(Dataset rows for apps and sites)
Segment Open

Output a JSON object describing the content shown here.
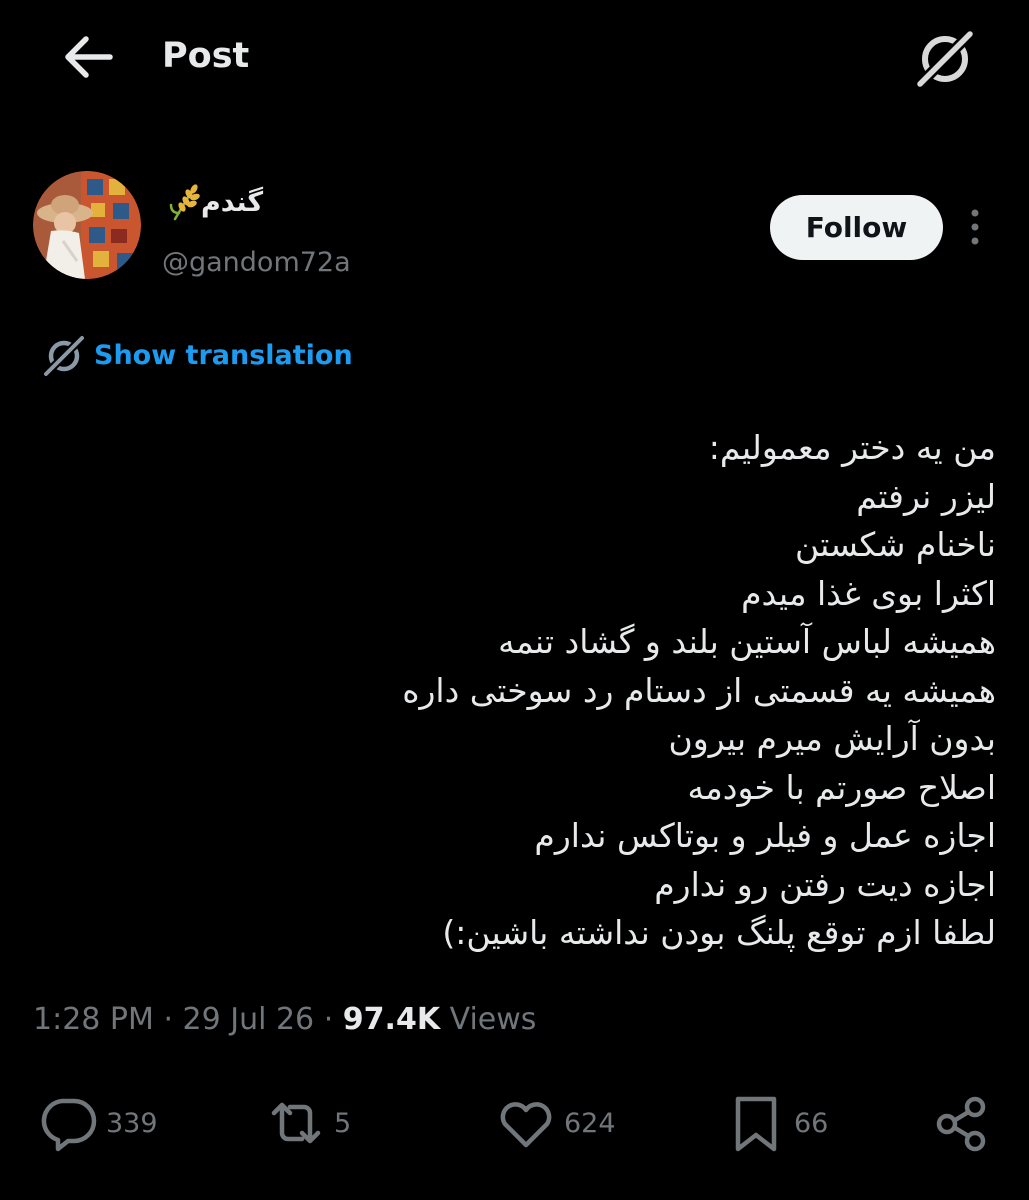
{
  "header": {
    "title": "Post"
  },
  "author": {
    "display_name": "گندم",
    "handle": "@gandom72a",
    "follow_label": "Follow"
  },
  "translation": {
    "label": "Show translation"
  },
  "post": {
    "lines": [
      "من یه دختر معمولیم:",
      "لیزر نرفتم",
      "ناخنام شکستن",
      "اکثرا بوی غذا میدم",
      "همیشه لباس آستین بلند و گشاد تنمه",
      "همیشه یه قسمتی از دستام رد سوختی داره",
      "بدون آرایش میرم بیرون",
      "اصلاح صورتم با خودمه",
      "اجازه عمل و فیلر و بوتاکس ندارم",
      "اجازه دیت رفتن رو ندارم",
      "لطفا ازم توقع پلنگ بودن نداشته باشین:)"
    ]
  },
  "meta": {
    "time": "1:28 PM",
    "separator": "·",
    "date": "29 Jul 26",
    "views_count": "97.4K",
    "views_label": "Views"
  },
  "actions": {
    "replies": "339",
    "reposts": "5",
    "likes": "624",
    "bookmarks": "66"
  },
  "colors": {
    "background": "#000000",
    "text_primary": "#e7e9ea",
    "text_secondary": "#71767b",
    "link": "#1d9bf0",
    "follow_bg": "#eff3f4"
  },
  "icons": {
    "back": "arrow-left-icon",
    "grok": "grok-icon",
    "more": "more-vertical-icon",
    "translate": "grok-icon",
    "wheat": "wheat-emoji-icon",
    "reply": "reply-icon",
    "repost": "repost-icon",
    "like": "heart-icon",
    "bookmark": "bookmark-icon",
    "share": "share-icon"
  }
}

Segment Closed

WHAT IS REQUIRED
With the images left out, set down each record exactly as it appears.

ANSWER BOX
Output a JSON object describing the content shown here.
{
  "header": {
    "title": "Post"
  },
  "author": {
    "display_name": "گندم",
    "handle": "@gandom72a",
    "follow_label": "Follow"
  },
  "translation": {
    "label": "Show translation"
  },
  "post": {
    "lines": [
      "من یه دختر معمولیم:",
      "لیزر نرفتم",
      "ناخنام شکستن",
      "اکثرا بوی غذا میدم",
      "همیشه لباس آستین بلند و گشاد تنمه",
      "همیشه یه قسمتی از دستام رد سوختی داره",
      "بدون آرایش میرم بیرون",
      "اصلاح صورتم با خودمه",
      "اجازه عمل و فیلر و بوتاکس ندارم",
      "اجازه دیت رفتن رو ندارم",
      "لطفا ازم توقع پلنگ بودن نداشته باشین:)"
    ]
  },
  "meta": {
    "time": "1:28 PM",
    "separator": "·",
    "date": "29 Jul 26",
    "views_count": "97.4K",
    "views_label": "Views"
  },
  "actions": {
    "replies": "339",
    "reposts": "5",
    "likes": "624",
    "bookmarks": "66"
  },
  "colors": {
    "background": "#000000",
    "text_primary": "#e7e9ea",
    "text_secondary": "#71767b",
    "link": "#1d9bf0",
    "follow_bg": "#eff3f4"
  },
  "icons": {
    "back": "arrow-left-icon",
    "grok": "grok-icon",
    "more": "more-vertical-icon",
    "translate": "grok-icon",
    "wheat": "wheat-emoji-icon",
    "reply": "reply-icon",
    "repost": "repost-icon",
    "like": "heart-icon",
    "bookmark": "bookmark-icon",
    "share": "share-icon"
  }
}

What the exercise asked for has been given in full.